“What I’ve been telling people is that I really believe we should not act now on the Renewable Fuels Standard,” Johanns said. “We need to sit tight and see what this crop ends up looking like.”
More of the attention to the drought drama is swinging toward Washington because of the feed/fuel debate and because emergency help for the livestock sector is included in the House version of a farm bill that might not be acted on ahead of a scheduled Aug. 4 recess.
The drought’s impact on 2013 food prices also is getting closer scrutiny.
Congressional inaction is not acceptable to Sandhills rancher Susan Luebbe, whose growing list of woes includes shriveling pastures, a poor hay harvest, tumbling prices for the fall calf crop, and a range fire still on the loose in Keya Paha, Cherry and Brown counties.

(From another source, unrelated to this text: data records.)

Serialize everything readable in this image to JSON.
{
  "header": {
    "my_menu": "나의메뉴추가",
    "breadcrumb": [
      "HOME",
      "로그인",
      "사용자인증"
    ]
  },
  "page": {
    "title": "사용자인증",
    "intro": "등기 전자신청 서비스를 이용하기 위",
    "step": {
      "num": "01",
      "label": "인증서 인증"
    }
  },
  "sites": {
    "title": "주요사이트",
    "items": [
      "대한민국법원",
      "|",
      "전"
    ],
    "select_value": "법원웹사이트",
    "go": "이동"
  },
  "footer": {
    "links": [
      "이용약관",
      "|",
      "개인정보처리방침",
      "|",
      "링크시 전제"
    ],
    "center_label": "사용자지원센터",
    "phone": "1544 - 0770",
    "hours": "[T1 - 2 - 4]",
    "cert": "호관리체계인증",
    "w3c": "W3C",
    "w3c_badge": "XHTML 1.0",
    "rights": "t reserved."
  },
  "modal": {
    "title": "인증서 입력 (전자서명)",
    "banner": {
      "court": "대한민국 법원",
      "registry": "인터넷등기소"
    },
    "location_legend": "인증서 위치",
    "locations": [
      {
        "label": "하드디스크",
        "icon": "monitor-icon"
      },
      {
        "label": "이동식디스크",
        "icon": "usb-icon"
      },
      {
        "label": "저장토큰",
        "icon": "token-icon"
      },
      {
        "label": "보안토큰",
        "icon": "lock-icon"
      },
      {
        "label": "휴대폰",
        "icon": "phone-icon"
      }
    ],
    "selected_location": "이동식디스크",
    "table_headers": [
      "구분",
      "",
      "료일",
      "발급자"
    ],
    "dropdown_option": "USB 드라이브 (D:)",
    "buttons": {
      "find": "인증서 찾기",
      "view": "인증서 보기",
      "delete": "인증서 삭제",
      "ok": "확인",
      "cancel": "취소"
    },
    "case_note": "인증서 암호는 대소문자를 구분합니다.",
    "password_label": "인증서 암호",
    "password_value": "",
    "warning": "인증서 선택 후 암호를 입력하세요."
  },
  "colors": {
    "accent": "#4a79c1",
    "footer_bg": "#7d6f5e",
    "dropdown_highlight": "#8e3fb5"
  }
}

“We need help yesterday,” Luebbe said.
In acknowledging the lawmaking situation in the House, Johanns said it might be time to carve livestock help out of the farm bill and make it separate legislation.
“We have a problem here that needs to be solved,” he said. “There are livestock programs that would help with the drought that are not funded for this year.”
One prospect is an indemnity program for heat-related death losses in feedlots, and another is emergency money to buy forage for cattle that have run out of grass.
“We’ve had livestock losses already,” Johanns said, “and somehow we’ve got to figure out where that help comes from.”
Dan Steinkruger, whose Farm Service Agency staff probably would be involved in administering help to the livestock sector, said he’s not heard of large death losses in Nebraska feedlots so far, “but I’m sure they’re running higher than normal just due to the heat and stress.”
The Nebraska Farm Bureau Federation and the Nebraska Farmers Union, often at odds on matters of farm policy, both sided with Johanns later Thursday in the ethanol-livestock debate.
Farm Bureau President Steve Nelson of Axtell voiced sympathy for the livestock side of the farm economy.
“But the main point I’ve been making,” Nelson said, “is that the problem we have here is the result of Mother Nature and the result of the drought. I don’t believe it’s the result of one particular action or one particular sector.”
Tinkering with the ethanol mandate and its 2012 requirement of 13.2 billion gallons of renewable fuel could create more problems than it solves down the road, he said.
Any short-term action would have to come from the Environmental Protection Agency, which presides over the fuel standard.
Nelson noted that some ethanol plants already have curtailed operations “and the market has a way of effecting these changes.”
Farmers Union President John Hansen said any harm done to the state’s two-dozen ethanol plants won’t stop there.
“The additional productive capacity of agriculture -- and, in particular, corn -- has put us in a position where we either have to find a home for this product or it will flood the market and put us out of business,” Hansen said.
The outlook for corn to keep ethanol plants in operation and cattle in good condition through the winter wouldn’t look so dire if the federal government went back to maintaining a grain reserve, he said.
“Now that it’s stopped raining and we’re getting lots of days of 100-degree heat, we’re once again reacquainted with how vulnerable we are,” Hansen said.
Nelson said Farm Bureau members would prefer that the House pass a farm bill with livestock relief in it. But the sense of urgency is growing almost by the hour.
“Really, every day that we don’t get a general rain, I think we see some pretty significant deterioration in crops. And anything that’s left on grazing land is just going to be pretty much gone.”
Citing “a crying need across the board to get a farm bill passed,” Hansen voiced his opposition to turning livestock relief into separate legislation.
“If they do carve it off, it doesn’t fix the overall problem.”
The Nebraska Cattlemen want the ethanol mandate removed to create what its members see as fairer competition for tight corn supplies.
But Johanns’ Democratic counterpart, Ben Nelson, also issued a statement Thursday afternoon calling EPA adjustment of the Renewable Fuels Standard “the wrong approach.”
Nelson cited Iowa State University research that showed only a modest impact on corn prices.
“Also,” Nelson said, “with the rise in grain prices, we are seeing the ethanol industry contract due to market conditions, just like our livestock producers.”